▸ **About this exercise**: If a line in the data below holds the word "Address", copy it.

(Entries from a dataset of interfaces)

----------

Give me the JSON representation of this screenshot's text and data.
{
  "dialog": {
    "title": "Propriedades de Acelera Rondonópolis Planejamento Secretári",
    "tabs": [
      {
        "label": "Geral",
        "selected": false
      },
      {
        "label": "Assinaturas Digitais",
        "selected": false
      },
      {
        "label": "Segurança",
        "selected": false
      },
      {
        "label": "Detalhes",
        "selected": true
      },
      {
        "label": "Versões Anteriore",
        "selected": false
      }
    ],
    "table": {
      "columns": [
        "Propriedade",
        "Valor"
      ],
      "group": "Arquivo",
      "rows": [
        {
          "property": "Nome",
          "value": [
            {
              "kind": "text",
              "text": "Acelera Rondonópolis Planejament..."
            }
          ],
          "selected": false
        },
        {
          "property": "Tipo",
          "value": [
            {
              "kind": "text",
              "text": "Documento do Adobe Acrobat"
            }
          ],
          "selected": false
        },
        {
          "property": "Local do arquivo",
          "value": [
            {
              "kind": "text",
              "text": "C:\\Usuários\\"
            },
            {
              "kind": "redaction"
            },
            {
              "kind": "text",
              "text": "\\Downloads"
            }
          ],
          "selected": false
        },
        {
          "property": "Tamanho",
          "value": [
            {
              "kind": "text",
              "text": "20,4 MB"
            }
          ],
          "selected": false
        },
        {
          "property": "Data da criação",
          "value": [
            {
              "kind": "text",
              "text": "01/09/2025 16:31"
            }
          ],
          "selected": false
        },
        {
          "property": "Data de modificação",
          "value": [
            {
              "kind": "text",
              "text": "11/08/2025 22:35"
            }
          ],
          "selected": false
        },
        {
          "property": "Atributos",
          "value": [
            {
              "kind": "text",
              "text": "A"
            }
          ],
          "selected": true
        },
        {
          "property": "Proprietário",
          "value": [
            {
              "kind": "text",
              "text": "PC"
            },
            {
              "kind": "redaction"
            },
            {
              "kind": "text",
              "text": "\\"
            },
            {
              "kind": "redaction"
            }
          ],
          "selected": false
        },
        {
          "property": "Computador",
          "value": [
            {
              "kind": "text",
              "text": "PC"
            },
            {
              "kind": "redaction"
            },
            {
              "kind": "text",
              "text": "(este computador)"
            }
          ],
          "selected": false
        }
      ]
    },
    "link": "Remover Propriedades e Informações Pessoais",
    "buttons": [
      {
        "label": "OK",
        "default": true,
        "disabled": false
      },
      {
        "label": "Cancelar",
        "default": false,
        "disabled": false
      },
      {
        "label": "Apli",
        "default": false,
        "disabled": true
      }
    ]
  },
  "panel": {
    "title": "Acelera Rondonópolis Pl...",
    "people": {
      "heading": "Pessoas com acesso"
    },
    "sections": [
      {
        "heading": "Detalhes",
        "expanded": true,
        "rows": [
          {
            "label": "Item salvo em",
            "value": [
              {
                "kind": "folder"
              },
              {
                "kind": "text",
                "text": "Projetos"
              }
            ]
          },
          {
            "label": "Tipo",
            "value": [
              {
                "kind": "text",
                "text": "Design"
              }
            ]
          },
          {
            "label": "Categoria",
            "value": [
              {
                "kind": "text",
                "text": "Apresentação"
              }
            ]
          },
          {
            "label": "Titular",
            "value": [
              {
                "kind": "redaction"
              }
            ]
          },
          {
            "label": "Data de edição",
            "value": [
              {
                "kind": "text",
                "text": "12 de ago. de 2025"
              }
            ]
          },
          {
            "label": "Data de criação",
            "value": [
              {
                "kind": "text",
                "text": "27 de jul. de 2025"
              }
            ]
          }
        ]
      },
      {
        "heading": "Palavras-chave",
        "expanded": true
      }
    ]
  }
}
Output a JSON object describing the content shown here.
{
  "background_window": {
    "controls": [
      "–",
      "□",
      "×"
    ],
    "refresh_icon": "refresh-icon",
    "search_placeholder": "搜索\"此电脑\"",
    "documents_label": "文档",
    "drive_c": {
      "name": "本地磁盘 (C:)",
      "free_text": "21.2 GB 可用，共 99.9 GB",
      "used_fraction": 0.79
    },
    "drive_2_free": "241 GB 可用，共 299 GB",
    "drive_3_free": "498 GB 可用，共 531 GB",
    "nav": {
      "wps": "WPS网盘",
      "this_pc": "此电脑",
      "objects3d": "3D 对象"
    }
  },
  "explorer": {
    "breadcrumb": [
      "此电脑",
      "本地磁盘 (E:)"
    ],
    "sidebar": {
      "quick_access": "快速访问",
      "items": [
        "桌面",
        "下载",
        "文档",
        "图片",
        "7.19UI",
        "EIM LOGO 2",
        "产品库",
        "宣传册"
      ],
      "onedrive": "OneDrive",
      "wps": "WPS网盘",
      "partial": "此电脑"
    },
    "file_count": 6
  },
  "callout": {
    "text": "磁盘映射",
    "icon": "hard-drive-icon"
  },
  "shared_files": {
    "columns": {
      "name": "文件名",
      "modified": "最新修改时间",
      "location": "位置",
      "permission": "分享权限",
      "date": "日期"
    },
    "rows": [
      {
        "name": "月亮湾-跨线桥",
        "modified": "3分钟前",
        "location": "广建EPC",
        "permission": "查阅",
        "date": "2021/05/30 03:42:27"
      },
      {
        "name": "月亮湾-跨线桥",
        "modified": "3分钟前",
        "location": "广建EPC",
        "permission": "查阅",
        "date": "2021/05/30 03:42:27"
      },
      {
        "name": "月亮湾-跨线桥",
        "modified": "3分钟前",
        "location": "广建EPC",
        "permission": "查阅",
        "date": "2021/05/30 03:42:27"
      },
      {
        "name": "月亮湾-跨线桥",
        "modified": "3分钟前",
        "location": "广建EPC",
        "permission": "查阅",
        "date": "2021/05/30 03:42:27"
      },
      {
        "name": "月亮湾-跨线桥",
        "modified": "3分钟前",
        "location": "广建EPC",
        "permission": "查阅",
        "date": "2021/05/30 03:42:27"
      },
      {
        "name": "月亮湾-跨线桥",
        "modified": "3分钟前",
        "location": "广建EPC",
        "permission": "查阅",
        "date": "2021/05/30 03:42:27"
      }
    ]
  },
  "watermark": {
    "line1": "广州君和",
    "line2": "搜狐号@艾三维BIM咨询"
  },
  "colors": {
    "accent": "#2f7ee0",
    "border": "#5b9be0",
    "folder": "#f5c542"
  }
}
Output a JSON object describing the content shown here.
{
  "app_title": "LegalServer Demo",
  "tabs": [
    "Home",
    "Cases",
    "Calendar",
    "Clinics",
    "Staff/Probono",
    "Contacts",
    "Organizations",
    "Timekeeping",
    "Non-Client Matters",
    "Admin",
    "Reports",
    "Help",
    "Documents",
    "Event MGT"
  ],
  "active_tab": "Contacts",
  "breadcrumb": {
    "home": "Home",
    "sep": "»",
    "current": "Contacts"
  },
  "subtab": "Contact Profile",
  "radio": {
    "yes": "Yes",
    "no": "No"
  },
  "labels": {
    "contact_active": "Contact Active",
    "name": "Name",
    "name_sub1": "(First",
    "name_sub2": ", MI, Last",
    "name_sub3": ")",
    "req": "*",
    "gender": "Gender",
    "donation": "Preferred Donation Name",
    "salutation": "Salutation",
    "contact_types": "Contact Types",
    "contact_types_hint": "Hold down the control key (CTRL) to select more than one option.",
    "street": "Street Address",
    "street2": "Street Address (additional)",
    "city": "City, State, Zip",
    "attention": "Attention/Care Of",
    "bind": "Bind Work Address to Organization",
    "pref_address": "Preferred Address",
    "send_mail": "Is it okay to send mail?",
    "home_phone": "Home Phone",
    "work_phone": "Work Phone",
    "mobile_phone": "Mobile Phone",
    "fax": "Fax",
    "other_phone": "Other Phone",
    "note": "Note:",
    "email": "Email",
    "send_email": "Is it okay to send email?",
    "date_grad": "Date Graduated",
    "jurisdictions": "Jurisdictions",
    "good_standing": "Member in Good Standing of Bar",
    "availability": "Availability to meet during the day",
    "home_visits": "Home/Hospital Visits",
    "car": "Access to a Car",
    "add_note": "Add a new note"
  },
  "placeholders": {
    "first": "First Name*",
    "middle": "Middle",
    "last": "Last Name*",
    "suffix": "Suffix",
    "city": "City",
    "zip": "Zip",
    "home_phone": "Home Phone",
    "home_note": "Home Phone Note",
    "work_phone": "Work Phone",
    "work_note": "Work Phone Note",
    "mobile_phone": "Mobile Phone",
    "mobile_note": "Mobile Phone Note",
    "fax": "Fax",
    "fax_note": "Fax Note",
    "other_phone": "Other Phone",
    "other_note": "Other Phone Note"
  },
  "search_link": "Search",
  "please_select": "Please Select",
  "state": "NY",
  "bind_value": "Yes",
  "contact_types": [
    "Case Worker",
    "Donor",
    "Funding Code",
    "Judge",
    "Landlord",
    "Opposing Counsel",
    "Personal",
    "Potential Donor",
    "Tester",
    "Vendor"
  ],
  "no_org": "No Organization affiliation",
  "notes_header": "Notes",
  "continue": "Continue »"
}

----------

▸ **Solution to this exercise**:
    "street": "Street Address",
    "street2": "Street Address (additional)",
    "bind": "Bind Work Address to Organization",
    "pref_address": "Preferred Address",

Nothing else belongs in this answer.